Dog sled drivers are called mushers. The early ones in some cases even used wolves to pull their sleds.

Mushers and their dogs carried mail, food and other supplies to miners after the rivers were frozen and boat travel was blocked. Sometimes the sleds carried the miners' gold on the return trip.

In nineteen twenty-five, heavy snows blocked all the roads into the city of Nome. A serious disease, diphtheria, was spreading among children there. The nearest medicine was in Anchorage. Twenty dog sled teams took part in getting the medicine from Anchorage to Nome. They got it there in five and a half days.

Even as airplanes and snowmobiles came to replace dog sleds, that event has never been forgotten.

In March of each year, the Iditarod Trail Sled Dog Race is held in Alaska. Organizers wanted to create an event that would preserve the memory of dog sleds. They chose a race over what had been the Iditarod Trail, one of the paths traveled by dog sleds.

The race from Anchorage to Nome, on the Bering Sea coast, is more than one thousand eight hundred fifty kilometers long.  The first one took place in nineteen seventy-three.

The mushers travel from one rest area to another, much the same way mushers did many years ago as they took supplies to the miners. But the modern sleds travel much faster.


Alaska is a popular vacation place. One reason is its eight national parks. The best known is Denali National Park.
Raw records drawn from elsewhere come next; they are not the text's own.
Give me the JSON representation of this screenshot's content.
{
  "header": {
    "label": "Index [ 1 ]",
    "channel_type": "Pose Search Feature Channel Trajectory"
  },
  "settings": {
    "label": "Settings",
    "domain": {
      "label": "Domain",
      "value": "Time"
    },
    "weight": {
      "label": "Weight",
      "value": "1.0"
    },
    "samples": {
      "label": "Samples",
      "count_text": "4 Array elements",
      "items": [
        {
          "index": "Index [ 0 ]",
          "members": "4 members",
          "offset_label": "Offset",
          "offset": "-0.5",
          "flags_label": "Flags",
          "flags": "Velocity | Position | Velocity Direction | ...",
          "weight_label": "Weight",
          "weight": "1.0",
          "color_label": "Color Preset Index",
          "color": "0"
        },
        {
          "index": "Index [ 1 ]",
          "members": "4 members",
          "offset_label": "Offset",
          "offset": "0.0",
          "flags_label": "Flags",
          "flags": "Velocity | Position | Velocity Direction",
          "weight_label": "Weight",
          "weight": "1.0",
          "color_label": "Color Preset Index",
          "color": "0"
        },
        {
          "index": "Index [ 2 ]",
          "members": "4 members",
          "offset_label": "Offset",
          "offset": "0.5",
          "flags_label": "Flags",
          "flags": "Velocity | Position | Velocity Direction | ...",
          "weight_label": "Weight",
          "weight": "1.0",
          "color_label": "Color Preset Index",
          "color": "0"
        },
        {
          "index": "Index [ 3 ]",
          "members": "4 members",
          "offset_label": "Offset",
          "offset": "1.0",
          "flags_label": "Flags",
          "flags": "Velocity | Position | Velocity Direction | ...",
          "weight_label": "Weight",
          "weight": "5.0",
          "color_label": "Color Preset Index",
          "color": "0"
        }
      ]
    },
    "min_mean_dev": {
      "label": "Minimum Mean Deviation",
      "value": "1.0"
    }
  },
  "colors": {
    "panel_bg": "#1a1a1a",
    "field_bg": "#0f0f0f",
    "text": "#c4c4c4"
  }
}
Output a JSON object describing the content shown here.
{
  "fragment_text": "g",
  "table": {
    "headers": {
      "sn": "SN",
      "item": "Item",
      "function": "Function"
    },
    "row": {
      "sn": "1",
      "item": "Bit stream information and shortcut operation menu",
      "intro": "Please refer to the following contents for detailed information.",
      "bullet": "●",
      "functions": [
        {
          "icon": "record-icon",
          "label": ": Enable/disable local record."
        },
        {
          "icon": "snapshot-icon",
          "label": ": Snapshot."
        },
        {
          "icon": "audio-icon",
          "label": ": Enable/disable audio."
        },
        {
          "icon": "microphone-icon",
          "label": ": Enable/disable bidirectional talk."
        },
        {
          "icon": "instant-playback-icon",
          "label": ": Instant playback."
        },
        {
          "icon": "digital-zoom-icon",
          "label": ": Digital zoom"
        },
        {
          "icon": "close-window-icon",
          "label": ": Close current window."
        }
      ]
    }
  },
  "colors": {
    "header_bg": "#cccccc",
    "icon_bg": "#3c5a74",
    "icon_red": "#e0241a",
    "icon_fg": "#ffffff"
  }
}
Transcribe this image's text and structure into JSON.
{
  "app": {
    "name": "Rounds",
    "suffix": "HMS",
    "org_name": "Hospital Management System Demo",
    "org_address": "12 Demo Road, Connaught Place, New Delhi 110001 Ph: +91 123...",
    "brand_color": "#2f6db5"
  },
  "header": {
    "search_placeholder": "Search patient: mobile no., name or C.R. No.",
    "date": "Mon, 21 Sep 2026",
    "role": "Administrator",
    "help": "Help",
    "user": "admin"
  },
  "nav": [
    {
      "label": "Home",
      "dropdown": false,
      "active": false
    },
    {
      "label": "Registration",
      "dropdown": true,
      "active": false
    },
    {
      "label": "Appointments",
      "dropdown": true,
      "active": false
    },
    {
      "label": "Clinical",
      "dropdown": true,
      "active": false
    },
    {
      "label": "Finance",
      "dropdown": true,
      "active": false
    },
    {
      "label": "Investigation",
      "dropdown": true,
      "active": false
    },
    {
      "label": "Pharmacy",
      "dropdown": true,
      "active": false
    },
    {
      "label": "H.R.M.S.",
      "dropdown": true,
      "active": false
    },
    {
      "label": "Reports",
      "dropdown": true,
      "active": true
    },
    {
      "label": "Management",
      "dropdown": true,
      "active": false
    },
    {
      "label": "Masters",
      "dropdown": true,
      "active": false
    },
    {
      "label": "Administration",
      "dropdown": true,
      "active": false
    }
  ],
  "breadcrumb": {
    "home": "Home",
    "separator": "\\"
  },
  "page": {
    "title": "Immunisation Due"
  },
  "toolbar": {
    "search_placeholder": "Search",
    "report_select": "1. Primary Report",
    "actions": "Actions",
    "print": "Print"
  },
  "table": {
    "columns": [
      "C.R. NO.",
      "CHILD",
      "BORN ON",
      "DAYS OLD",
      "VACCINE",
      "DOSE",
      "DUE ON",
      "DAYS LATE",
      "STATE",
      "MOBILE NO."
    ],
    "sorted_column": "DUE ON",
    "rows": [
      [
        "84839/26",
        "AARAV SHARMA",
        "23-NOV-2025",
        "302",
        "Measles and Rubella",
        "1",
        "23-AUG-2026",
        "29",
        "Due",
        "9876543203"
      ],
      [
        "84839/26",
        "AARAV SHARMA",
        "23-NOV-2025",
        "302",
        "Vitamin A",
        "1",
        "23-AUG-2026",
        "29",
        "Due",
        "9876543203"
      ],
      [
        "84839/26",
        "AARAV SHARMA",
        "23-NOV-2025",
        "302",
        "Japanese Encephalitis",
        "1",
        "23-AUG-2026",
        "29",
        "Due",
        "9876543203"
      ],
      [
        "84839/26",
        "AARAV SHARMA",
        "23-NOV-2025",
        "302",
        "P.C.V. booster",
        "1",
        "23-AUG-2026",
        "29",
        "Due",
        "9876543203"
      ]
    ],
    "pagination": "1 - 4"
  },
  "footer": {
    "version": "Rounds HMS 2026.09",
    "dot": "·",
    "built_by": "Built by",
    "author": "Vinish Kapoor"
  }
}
Denali is home to North America's highest mountain. Mount McKinley is over six thousand meters high.

Denali National Park also has rivers and large glaciers. Wildlife in the park includes wolves, moose and grizzly bears.

There are hotels in the park, but some visitors like to set up tents and sleep outdoors. Most visitors come in the summer months. During winter, the road into the park is closed except for visitors using skis, snowshoes or dog sleds.

Tourists in Alaska do not have to go camping to see glaciers. Many people go on cruise ships that sail past these slow-moving mountains of ice. Another way to experience Alaska is by train. There are railroad tours that are several days long.

In nineteen seventy-three the United States was facing a Middle East oil crisis. Congress passed legislation that President Richard Nixon signed into law to permit the building of an oil pipeline across Alaska. The Trans-Alaska Pipeline is almost one thousand three hundred kilometers long. It extends from the oil fields of Alaska's North Slope to the port of Valdez.

Oil brings money for Alaska, but also risks. Almost twenty years ago, Alaska experienced an environmental disaster that killed fish, birds, seals and other animals.

In nineteen eighty-nine, the tanker ship Exxon Valdez tore open on underwater rocks and created a huge oil spill along the coast. The clean-up took a long time and led Congress to pass legislation to try to reduce the danger of oil pollution.

Today environmental groups are fighting calls to open protected areas of the Arctic National Wildlife Refuge in Alaska to oil drilling. Drilling supporters say the oil is needed to reduce America's dependence on foreign oil. Opponents say it would defeat the purpose of a wildlife refuge.

One thing cannot be disputed. Alaska's biggest industries -- oil, tourism and fishing -- all depend on its natural resources. That includes the wild and wide-open beauty that every year brings more than one million visitors to the Last Frontier.


Our program was produced by Caty Weaver. I'm Steve Ember.

And I'm Barbara Klein. Join us again next week for THIS IS AMERICA in VOA Special English.